Thursday 26 February 2015
Semolina pudding, Angela and the Charity Commission
It's a long time since I ate a semolina pudding! But Monday I was having lunch with Baroness Angela Smith in the House of Lords. Angela was the last third sector Minister before the coalition took over and appointed Nick Hurd. But she had the rank of Minister of State - the coalition demoted the role I'm afraid. Angela was also my parents' MP when she was in the Commons, so we like to keep in touch. She continues to take a huge interest in the third sector and is one the Commissioners on the Low Commission on better regulation (they have a meeting on Friday).
Last night was a fun and somewhat poignant leaving party for Anne Longfield who is leaving 4Children after 27 years to become the Children's Commissioner. Anne has been a superb CEO and a long time member of ACEVO. The distinguished guest list was a testament to her success. Why, I even bumped into Cherie Blair (literally, as I was reaching for my coat!). Harriet Harman emerged from her bus and many doyens of the children's sector were there to pay tribute.
And whilst reflecting on the Charity Commission I was pleased to see the report of the joint Commons/Lords committee on the draft Protection of Charites Bill. Some sensible points - and a clear recognition that if the Commission are given more powers to issue Statutory warnings and to disqualify people from being trustees, there must be safeguards. And a strong recommendation on the need to support humanitarian work.

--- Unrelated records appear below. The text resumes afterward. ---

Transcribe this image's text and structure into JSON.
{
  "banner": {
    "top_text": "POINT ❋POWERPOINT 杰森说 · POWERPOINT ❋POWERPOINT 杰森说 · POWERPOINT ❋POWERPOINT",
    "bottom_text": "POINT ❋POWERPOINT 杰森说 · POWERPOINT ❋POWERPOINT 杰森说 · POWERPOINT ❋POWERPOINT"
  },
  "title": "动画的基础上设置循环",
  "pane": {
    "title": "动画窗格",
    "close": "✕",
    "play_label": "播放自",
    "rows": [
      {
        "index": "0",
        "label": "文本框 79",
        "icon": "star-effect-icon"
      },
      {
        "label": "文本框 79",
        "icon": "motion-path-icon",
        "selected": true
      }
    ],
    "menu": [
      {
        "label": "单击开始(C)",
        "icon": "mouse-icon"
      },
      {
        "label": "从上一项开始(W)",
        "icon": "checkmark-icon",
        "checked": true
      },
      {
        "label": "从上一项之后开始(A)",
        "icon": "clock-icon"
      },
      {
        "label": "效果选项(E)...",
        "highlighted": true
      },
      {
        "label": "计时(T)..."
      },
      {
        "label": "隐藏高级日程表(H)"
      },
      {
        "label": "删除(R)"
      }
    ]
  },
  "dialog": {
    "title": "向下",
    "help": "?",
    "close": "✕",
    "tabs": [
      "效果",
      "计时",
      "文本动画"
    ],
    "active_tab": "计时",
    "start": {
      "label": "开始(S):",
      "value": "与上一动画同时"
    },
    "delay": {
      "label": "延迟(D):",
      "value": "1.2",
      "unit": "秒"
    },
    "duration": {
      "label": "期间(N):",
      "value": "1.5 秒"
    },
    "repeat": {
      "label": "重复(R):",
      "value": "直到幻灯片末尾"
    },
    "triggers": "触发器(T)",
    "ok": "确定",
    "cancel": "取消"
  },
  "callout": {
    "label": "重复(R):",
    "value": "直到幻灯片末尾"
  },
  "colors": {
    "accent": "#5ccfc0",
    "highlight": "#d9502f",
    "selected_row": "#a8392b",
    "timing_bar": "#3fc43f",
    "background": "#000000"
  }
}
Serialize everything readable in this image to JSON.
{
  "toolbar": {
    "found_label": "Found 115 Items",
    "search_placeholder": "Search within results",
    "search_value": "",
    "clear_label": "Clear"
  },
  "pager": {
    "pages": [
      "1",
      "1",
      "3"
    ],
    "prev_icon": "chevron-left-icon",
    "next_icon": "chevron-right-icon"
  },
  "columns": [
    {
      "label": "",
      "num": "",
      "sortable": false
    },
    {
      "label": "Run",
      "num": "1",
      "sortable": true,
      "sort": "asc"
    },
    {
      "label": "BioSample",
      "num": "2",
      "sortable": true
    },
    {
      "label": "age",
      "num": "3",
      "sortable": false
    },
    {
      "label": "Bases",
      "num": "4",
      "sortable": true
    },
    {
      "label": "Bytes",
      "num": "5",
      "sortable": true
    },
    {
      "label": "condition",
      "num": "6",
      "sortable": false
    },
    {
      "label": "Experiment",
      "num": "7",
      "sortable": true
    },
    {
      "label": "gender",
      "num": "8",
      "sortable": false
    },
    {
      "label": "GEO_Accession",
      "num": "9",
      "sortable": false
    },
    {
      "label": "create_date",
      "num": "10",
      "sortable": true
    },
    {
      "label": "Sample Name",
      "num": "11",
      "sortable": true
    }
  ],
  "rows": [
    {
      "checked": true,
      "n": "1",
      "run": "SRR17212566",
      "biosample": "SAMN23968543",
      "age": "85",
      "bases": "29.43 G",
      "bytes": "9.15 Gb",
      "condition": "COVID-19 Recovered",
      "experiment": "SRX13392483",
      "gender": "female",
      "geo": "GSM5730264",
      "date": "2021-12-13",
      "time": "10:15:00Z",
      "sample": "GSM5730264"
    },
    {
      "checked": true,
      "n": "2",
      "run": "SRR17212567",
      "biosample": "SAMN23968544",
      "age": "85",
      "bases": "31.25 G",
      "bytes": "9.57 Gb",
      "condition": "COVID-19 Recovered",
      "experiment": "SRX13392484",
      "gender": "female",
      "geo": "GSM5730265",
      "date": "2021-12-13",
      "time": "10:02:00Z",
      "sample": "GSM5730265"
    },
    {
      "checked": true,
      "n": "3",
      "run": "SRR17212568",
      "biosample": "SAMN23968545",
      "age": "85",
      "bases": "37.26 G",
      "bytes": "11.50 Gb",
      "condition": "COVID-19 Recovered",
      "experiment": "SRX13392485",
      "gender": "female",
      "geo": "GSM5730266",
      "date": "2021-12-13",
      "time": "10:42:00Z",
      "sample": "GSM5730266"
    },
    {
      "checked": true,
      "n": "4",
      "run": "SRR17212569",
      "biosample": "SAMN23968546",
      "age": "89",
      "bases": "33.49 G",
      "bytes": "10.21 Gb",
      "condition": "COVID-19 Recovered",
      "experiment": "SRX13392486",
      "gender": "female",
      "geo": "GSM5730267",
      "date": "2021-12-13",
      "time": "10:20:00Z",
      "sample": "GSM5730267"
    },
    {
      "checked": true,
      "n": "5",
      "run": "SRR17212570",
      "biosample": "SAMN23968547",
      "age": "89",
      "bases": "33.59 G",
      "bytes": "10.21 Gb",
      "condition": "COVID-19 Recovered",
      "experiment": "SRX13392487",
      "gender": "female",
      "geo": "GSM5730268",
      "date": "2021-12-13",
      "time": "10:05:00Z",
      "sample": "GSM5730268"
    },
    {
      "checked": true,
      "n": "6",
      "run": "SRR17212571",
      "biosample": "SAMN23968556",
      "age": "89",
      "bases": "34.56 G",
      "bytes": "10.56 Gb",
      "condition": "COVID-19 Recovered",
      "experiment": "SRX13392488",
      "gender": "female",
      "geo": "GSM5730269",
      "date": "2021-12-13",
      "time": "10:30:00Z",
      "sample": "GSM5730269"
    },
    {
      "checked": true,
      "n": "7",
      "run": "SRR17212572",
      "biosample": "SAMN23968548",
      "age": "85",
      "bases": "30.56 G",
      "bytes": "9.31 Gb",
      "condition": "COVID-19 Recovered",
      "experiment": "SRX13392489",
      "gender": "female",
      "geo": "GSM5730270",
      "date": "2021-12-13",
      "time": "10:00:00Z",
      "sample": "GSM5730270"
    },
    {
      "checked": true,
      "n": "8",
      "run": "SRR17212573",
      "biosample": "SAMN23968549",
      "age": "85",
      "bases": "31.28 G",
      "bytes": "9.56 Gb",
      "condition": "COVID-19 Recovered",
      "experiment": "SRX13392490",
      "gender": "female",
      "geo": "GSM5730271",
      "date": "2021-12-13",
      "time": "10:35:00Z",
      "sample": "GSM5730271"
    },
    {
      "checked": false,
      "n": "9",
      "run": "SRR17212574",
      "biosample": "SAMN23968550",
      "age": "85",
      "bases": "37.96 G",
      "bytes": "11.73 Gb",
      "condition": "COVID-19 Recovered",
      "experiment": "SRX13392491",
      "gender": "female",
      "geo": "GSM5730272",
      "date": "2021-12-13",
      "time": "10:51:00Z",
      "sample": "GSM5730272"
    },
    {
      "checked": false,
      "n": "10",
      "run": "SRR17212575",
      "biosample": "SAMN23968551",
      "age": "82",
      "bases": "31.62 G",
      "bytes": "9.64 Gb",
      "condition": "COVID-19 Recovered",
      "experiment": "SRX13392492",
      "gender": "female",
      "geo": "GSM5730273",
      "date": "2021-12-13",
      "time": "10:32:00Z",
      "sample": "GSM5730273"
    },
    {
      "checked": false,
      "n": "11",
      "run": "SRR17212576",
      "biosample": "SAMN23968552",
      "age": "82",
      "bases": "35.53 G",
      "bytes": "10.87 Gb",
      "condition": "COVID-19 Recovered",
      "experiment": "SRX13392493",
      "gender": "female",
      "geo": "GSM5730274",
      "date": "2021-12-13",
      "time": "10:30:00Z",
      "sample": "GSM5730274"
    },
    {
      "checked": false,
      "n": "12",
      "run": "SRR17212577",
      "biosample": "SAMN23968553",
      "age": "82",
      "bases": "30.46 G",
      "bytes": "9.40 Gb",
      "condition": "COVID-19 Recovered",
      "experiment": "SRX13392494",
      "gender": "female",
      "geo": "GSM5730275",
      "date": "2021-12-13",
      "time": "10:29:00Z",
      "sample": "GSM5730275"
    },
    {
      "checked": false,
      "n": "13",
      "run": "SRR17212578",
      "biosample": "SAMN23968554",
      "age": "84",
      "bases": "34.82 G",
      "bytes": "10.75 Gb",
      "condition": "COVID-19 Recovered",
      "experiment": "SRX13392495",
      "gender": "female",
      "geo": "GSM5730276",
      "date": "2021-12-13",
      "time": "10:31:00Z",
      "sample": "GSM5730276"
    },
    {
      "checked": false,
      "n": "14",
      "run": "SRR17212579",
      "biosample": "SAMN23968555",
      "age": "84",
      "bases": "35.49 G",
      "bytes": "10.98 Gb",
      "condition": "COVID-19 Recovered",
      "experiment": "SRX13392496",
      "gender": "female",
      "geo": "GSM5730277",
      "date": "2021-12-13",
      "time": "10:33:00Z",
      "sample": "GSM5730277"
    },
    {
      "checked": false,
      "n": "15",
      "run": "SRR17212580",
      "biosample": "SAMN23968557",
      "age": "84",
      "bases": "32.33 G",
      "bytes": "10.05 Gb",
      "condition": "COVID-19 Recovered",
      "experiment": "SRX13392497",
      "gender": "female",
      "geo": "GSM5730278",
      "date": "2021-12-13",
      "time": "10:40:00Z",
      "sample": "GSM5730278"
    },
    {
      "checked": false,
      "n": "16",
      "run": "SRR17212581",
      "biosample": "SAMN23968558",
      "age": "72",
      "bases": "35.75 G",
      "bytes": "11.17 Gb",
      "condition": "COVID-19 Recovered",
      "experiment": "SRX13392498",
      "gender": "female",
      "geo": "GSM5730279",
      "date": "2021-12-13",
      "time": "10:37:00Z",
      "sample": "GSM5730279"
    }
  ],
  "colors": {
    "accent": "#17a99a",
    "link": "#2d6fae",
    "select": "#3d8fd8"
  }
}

Commenting to the press I said the Charity Commission must be prepared to protect, defend and champion the sector and if these powers help them in that crucial aim then we support them. However the evidence does suggest that many of the Commission’s existing powers were sufficient and indeed the Commission have not made the best use of the powers already at their disposal. That is why we welcome the recommendation of safeguards to keep the Commission to task.
Another important point was the role of charities in helping to rehabilitate former offenders by engaging them in community life. This is a key moral purpose in our work and, save for exceptional circumstances, we do not want or need government or the regulator getting in the way. We welcome the report’s call for this role to be protected.
We support the amended list of offences that may disqualify people from becoming charity trustees, but it is important that the Government are not over zealous in the application of the power to disqualify. It would be a grave error for those who have been cautioned rather than convicted of such offences to be excluded from involvement in charitable activity.
Lastly, my evidence to the Committee highlighted the unintended consequences of tough regulatory legislation when it creates difficulties for charities that provide aid in warzones. I’m pleased the Committee agree. It is absolutely right that humanitarian charities are given help and guidance to allow them to operate freely in war zones, and I have called on the Charity Commission to create such guidance without delay.